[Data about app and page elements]
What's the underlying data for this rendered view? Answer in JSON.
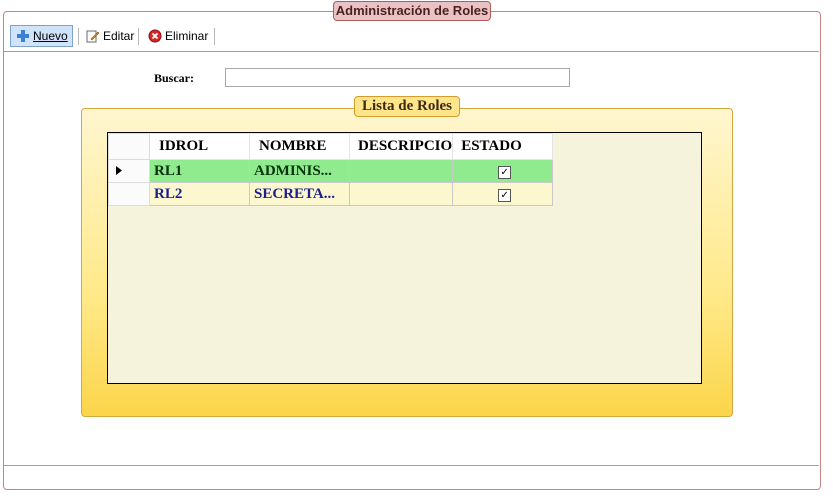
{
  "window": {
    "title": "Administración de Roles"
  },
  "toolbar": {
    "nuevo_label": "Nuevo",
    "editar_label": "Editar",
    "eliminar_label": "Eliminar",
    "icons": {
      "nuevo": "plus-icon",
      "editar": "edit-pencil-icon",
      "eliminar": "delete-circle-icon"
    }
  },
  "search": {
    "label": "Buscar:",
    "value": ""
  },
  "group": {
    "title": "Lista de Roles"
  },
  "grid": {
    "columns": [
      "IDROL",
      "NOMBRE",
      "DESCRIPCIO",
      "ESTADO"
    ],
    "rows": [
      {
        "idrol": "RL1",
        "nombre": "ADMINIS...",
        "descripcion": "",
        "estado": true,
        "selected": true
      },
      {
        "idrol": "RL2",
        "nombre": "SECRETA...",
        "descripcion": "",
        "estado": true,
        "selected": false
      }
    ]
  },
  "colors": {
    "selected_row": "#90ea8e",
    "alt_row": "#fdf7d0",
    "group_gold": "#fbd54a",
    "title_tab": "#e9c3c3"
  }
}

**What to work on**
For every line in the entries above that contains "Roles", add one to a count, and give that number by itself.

**Answer area**
2